So she decided to bring the school to them. In 1985, she created the “platform school,” where she assembled books and writing slates and went right down to the train platforms to teach the children the basics of reading and writing.

Her school now reaches 4,500 students every year through her organization, which is called the Ruchika Social Service Organization (RSSO). With just a few dedicated volunteers and staff, the organization provides safety, nutrition, and education to kids who otherwise would be facing a life on the streets.

Randy: That is a very touching story, as are each of the stories about the causes you support. How did you originally pick these causes?

Pankaj: We have researched causes from around the world and identified those in need of our help where we felt like we could make the biggest positive impact.
Randy: How did you go about choosing your non-profit partners?

Pankaj: It is our policy to work with secular non-profit organizations around the world who make a difference. We have chosen four key areas — the environment, education, health care, and human rights. Our partners are all recognized leaders, have strong ethical standards, and are transparent in their modes of operation. Every partner we’ve chosen has the ability to manage, deliver and report measurable gains in their respective fields. We insisted upon this.

Randy: What results have you seen in the past year?

Pankaj: This season, we have helped to plant 62,500 trees in North America, sent 7,500 orphans to school in India, shipped 7,500 bed nets to combat malaria in Africa and brought clean water to villages in Honduras and Nepal. In just the past five days, 84 trees were planted, 90 children received one year of education in India, one person received fresh water, in Asia or Central America, and 36 people received mosquito nets.

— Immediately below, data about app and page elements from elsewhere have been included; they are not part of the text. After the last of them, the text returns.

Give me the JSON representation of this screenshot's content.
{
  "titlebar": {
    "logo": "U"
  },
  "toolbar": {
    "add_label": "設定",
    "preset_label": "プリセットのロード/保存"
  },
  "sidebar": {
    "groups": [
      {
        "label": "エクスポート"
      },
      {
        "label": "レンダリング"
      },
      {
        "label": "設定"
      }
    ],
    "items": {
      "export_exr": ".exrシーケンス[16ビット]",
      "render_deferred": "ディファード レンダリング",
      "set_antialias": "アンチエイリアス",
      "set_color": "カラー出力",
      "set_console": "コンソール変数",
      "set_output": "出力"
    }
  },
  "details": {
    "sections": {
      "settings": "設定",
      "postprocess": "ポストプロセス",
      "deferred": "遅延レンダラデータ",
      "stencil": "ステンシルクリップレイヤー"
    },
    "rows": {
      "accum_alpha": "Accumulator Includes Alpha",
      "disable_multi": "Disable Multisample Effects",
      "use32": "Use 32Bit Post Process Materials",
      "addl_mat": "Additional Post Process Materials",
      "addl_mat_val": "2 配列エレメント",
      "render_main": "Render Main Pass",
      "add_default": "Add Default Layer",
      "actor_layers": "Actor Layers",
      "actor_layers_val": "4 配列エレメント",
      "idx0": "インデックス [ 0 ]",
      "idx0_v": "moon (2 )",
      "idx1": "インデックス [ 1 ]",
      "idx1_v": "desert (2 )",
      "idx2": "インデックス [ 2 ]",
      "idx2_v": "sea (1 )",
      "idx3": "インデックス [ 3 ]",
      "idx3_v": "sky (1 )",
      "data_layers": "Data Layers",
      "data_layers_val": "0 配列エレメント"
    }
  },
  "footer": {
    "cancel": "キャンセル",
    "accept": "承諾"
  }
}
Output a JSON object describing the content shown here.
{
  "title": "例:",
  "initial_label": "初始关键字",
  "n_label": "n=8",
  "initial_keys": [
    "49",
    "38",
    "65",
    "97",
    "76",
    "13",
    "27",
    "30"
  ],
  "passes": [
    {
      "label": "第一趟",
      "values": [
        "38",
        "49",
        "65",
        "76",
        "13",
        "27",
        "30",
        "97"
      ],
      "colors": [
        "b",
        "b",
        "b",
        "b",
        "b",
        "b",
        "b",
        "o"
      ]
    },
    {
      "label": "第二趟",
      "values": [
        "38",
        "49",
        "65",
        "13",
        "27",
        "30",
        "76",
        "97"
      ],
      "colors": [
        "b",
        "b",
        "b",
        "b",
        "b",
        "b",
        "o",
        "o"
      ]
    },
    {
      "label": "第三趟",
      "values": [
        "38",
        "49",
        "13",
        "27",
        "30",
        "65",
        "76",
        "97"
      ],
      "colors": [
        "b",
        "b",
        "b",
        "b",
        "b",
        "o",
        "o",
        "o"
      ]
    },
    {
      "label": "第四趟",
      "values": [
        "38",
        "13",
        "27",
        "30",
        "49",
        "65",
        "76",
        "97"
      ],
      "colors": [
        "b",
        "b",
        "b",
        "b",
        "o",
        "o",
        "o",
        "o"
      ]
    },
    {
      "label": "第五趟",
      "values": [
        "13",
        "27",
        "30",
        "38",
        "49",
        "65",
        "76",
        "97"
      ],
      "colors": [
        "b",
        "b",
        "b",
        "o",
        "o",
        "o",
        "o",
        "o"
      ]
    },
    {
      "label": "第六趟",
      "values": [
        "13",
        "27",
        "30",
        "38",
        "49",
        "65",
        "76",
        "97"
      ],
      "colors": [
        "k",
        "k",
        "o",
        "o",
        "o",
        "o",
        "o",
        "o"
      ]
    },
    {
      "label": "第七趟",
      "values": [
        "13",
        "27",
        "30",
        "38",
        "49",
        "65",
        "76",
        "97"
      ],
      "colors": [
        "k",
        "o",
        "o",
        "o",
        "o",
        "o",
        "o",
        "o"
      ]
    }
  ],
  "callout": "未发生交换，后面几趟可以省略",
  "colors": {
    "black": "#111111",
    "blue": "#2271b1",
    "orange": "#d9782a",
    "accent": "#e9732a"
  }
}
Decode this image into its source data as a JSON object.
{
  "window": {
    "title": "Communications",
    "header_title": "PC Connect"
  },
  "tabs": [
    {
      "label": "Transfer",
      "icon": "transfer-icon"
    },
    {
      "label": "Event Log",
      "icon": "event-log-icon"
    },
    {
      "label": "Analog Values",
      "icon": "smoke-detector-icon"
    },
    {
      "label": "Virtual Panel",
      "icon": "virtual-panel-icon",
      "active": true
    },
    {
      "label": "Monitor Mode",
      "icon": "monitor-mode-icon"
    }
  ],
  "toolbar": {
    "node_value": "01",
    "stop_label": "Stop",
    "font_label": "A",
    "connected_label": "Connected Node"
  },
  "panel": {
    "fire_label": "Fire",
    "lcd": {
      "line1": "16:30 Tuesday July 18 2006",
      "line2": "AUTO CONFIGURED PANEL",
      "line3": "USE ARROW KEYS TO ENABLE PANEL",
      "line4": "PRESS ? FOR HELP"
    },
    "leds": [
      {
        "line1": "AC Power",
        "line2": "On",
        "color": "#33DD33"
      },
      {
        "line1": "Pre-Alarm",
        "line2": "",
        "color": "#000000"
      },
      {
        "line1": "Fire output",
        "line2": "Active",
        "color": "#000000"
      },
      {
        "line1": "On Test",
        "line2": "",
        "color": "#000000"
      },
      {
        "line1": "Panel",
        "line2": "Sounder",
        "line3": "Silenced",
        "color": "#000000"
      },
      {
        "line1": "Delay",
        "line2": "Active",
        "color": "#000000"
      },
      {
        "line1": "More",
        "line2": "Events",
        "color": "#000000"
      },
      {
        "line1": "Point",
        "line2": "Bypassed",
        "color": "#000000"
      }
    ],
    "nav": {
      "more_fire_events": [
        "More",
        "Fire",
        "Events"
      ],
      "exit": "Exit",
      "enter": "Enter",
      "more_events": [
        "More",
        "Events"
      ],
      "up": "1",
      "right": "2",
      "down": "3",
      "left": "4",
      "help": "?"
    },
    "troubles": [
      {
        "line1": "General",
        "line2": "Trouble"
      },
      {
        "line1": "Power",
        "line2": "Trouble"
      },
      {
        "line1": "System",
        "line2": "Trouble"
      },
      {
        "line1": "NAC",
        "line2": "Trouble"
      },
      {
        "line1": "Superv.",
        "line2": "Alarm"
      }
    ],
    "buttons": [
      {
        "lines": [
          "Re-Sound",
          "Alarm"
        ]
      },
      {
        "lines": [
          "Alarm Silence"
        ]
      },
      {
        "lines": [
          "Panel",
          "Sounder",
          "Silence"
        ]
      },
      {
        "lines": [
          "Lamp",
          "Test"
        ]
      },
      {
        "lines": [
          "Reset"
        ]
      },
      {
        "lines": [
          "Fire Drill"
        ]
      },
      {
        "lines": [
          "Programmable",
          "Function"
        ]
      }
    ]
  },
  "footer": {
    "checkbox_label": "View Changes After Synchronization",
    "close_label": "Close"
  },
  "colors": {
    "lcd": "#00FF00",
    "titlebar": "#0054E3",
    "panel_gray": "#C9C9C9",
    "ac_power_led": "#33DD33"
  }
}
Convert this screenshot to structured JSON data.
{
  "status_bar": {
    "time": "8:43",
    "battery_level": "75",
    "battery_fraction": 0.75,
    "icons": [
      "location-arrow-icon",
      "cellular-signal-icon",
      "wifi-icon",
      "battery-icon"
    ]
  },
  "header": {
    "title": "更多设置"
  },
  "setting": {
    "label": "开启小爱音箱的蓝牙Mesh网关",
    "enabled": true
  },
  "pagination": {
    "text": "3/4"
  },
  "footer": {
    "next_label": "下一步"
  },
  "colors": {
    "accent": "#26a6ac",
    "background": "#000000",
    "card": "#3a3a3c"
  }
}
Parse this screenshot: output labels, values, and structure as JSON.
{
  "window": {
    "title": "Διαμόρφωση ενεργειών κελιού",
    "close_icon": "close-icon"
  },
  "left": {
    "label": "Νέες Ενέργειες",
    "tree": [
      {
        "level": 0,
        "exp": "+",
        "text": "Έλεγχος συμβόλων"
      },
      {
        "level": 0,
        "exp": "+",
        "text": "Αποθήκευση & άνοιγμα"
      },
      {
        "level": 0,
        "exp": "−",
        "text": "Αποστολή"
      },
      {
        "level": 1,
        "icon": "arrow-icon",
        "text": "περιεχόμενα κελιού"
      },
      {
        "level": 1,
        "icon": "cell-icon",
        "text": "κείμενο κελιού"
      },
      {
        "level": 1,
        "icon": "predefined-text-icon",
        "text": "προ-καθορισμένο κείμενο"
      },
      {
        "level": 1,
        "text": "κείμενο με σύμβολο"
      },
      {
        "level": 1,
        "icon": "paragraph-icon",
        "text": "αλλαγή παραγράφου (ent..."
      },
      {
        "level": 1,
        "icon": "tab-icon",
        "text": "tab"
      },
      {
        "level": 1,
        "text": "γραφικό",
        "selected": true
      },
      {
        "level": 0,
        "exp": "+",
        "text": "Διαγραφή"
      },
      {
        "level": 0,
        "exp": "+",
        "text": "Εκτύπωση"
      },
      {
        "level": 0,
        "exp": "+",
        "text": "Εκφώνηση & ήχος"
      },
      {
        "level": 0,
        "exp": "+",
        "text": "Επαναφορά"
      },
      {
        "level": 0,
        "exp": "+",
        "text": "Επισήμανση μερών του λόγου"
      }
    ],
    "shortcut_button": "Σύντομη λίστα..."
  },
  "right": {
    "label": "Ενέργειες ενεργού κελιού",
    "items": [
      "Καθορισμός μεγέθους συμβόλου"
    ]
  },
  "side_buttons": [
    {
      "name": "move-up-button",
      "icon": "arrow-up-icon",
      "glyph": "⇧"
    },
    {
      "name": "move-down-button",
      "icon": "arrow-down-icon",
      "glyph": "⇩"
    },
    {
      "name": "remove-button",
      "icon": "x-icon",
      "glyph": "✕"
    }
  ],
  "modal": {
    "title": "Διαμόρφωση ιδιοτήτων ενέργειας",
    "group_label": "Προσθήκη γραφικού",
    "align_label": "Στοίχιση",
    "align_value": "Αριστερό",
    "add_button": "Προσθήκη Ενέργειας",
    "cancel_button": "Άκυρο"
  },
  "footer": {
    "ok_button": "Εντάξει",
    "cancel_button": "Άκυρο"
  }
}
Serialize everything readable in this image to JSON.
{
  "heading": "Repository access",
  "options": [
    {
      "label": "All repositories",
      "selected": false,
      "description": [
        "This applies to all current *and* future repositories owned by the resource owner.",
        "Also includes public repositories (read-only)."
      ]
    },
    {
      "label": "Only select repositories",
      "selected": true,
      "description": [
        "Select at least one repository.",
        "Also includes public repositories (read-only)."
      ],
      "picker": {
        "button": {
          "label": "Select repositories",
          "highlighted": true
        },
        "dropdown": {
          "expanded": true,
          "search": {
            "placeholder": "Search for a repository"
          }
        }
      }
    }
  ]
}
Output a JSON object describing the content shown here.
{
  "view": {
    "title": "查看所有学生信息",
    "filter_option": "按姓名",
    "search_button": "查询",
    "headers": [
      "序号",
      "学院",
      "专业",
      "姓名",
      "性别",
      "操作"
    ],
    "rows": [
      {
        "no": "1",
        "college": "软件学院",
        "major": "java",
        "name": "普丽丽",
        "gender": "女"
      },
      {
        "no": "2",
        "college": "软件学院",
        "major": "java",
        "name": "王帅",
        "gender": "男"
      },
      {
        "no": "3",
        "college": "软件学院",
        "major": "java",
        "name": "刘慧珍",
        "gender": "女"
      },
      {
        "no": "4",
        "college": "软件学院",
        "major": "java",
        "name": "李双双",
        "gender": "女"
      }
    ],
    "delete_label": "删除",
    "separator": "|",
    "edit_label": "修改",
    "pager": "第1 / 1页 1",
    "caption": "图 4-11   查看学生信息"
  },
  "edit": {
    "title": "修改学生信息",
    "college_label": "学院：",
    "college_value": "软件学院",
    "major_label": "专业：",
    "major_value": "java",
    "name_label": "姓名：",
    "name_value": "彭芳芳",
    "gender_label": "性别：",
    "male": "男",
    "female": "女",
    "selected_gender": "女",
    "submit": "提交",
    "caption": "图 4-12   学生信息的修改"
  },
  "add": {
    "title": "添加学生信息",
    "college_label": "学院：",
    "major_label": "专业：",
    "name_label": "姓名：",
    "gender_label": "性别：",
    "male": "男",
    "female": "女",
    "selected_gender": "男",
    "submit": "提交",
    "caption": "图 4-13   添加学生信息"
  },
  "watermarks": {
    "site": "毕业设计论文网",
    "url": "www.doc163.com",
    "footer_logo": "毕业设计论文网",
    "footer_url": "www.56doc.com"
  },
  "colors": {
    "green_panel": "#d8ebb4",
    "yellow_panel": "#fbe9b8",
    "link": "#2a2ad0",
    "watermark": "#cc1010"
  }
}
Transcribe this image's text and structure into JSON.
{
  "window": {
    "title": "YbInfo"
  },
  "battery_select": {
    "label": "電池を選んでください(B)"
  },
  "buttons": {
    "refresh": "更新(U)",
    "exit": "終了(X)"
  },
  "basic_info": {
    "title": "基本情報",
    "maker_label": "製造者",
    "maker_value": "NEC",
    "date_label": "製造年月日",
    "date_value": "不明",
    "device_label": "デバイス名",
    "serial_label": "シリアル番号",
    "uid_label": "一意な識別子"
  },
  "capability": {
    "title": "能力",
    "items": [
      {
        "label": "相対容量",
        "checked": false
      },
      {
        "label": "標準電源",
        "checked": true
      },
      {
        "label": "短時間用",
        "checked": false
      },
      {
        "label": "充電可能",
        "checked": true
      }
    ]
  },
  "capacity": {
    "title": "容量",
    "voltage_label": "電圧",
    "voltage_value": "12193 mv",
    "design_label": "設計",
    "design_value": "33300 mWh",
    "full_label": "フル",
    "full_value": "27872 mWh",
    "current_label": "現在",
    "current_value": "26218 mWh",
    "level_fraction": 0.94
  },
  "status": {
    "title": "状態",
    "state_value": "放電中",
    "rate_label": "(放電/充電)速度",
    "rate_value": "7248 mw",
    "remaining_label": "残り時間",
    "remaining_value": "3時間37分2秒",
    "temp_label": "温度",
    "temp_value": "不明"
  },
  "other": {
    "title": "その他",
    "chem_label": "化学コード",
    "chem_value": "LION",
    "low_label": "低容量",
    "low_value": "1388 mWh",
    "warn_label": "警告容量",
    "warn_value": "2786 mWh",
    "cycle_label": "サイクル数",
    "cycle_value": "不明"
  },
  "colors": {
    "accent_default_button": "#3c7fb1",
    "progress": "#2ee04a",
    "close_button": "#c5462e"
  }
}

Randy: How are you able to give so much of the proceeds for these products and services back to these causes?

Pankaj: We sell our products and services exclusively online, which means we eliminate the kind of costs it takes to run a retail store. We also save money on marketing because our causes speak for themselves.

Randy: I see that every product has an end goal regarding the amount of product you intend to sell. What happens once each goal is reached?

Pankaj: When a goal is met, the product associated with that cause is archived. When readers go to the website, they can see how far along we are in our sales toward achieving our established goals. We post all of our statistics along with each product, and four times a year we unveil a new set of exclusive, limited-production goods matched to specific causes.

Randy: You’ve chosen some incredible projects to fund. My problem is that I don’t know which one to choose because every cause seems so worthy. I imagine you will continue to achieve even greater levels of success with causes like these.

Pankaj: People want to make a difference, and at the same time, most are not willing to turn their lives upside-down to help society; not because they are selfish, but they just don’t know how to get started, or they do not have the time.

We decided we were going to pursue lifestyle dollars and not charity dollars, give people things they needed or wanted, and do some kind of goodness in the world for them. The questions we raise are ‘How do you think about the world?’ and ‘Are you willing to spend your money in a slightly different way?’

That’s the beauty of Green Dimes. Every single household in America receives mail they don’t want, and we’ve given people a really easy and trusted way to get rid of this problem. Then we do something good for the world on top of it. It’s the same thing with these t-shirts. They look great and they feel amazing. So they are good buying options for consumers, in addition to the fact that we do something good along the way as a result of each purchase.

We also offer an affiliate program, so people can spread the word about Green Dimes and make money in the process. More information can be found at www.GreenDimes.com

Randy Peyser is the creator of “The Write-A-Book Program.” She also offers book editing and help finding agents and publishers: www.AuthorOneStop.com

Return to the March/April Index page